What Makes News?


News is information about events that have recently occurred or that are of interest to the public. It is usually reported in the form of written text, broadcast over television or radio and distributed via the Internet. It can be a highly effective tool for delivering information to the public, but it is important that it is accurate and impartial. News can serve many purposes, including acting as a watchdog to monitor and expose abuses of power and corruption, and providing a source of entertainment and leisure. It is important for individuals to assess their own needs and find a news source that best suits them.

Depending on the society, the definition of what makes news will vary. In some societies, it may be newsworthy when an animal acts in a way that is not normally seen. In other societies, it may be more interesting to hear about a famous person’s life or activities, especially when they are involved in scandal.

It is also common for a particular type of event to become newsworthy based on the impact that it has on people. For example, natural disasters such as earthquakes, cyclones and bush fires are all common topics for news stories. The human element in these stories often adds to the appeal, with a focus on people’s reactions and how the event has changed their lives.

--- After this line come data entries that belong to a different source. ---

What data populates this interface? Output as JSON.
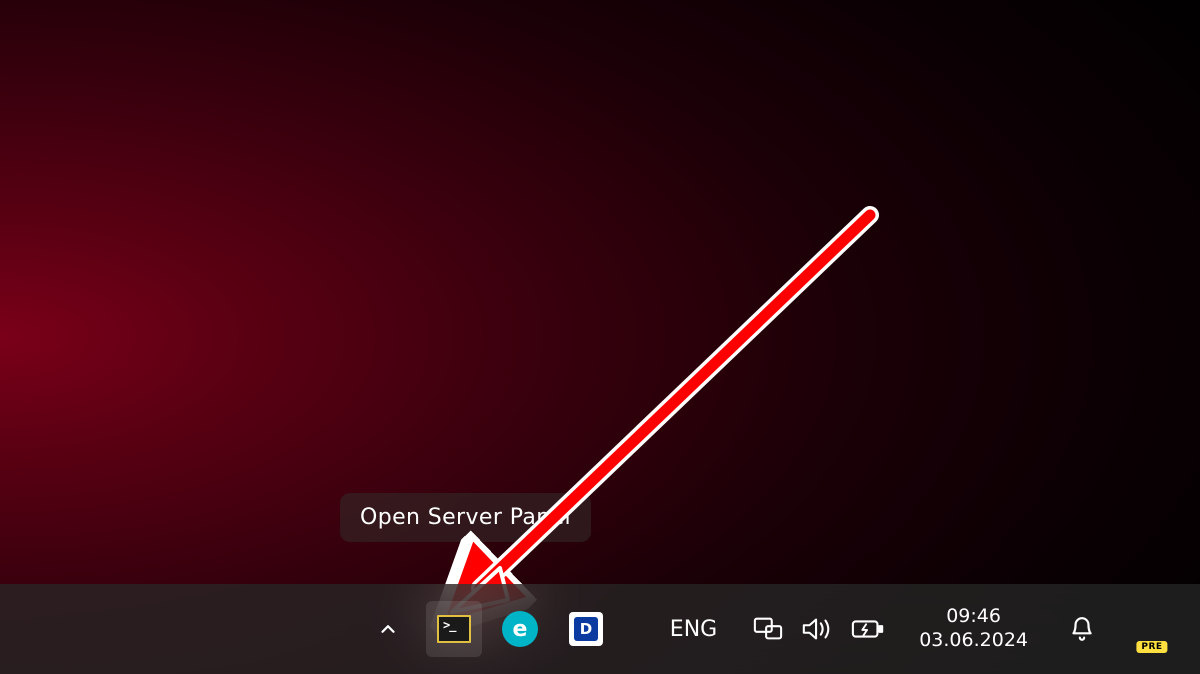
{
  "tooltip": {
    "text": "Open Server Panel"
  },
  "tray": {
    "language": "ENG",
    "e_letter": "e",
    "d_letter": "D",
    "copilot_badge": "PRE"
  },
  "datetime": {
    "time": "09:46",
    "date": "03.06.2024"
  }
}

A well-written news story will include all of the key facts relating to the event being reported. This will typically include the five Ws – who, what, where, when and why – as well as any quotes from interviews or other sources. It is also essential to use the correct style of writing for the topic being covered, with a clear structure and grammatical accuracy. A good rule of thumb is to write using a simple style which can be easily understood by non-experts, for example, ‘Dr Jones used this equipment to study malaria’, rather than ‘Dr Jones used this equipment to research malaria’.

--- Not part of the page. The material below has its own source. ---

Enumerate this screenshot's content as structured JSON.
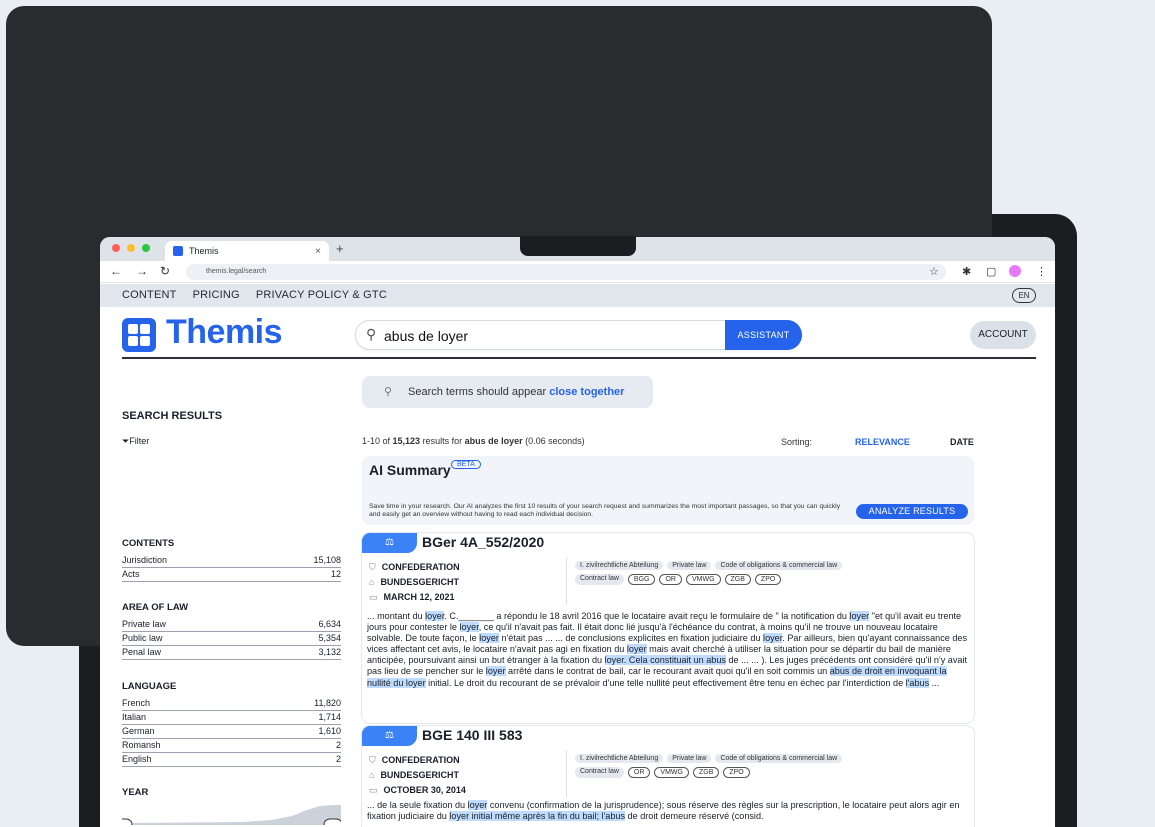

Once the main facts have been included, any additional information should be added to help round out the story. This could include contact details, links to further reading or additional facts about the event. If the article contains an opinion, it should also be included at this point and clearly stated.

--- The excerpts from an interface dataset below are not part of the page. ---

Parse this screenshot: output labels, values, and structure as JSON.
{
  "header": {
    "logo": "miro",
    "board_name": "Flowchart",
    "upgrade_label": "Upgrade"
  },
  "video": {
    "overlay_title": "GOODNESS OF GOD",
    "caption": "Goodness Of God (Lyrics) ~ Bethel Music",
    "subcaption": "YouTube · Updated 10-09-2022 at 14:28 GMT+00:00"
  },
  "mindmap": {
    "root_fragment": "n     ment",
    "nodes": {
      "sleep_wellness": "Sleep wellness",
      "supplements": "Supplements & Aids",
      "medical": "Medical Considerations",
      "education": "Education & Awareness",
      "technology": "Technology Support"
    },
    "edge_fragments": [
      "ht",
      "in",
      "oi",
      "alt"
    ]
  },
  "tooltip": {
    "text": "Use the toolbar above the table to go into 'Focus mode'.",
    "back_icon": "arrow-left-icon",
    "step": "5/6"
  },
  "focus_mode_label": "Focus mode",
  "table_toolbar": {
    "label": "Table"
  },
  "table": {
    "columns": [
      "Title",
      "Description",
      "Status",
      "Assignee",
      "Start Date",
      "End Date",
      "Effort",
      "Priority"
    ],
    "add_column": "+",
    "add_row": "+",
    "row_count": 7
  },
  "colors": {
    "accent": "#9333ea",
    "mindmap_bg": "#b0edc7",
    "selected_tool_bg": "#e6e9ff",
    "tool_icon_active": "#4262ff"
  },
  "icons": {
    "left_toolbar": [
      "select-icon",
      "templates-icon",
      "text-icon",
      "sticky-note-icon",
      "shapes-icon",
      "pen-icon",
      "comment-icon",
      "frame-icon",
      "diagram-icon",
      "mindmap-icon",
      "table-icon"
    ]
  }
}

Finally, it is a good idea to let someone else read the piece before it is published. They will be able to spot any grammatical or spelling mistakes and may be able to simplify awkward sentences. It is also worth checking for any bias, as this can be a problem with some news outlets.

The most unbiased news sources are those that follow the Associated Press guidelines to journalism and the Society of Professional Journalists’ Code of Conduct. Alternatively, there are many websites that provide a variety of different news sources in one place, allowing users to compare the various perspectives on an event. This is particularly useful when researching international news.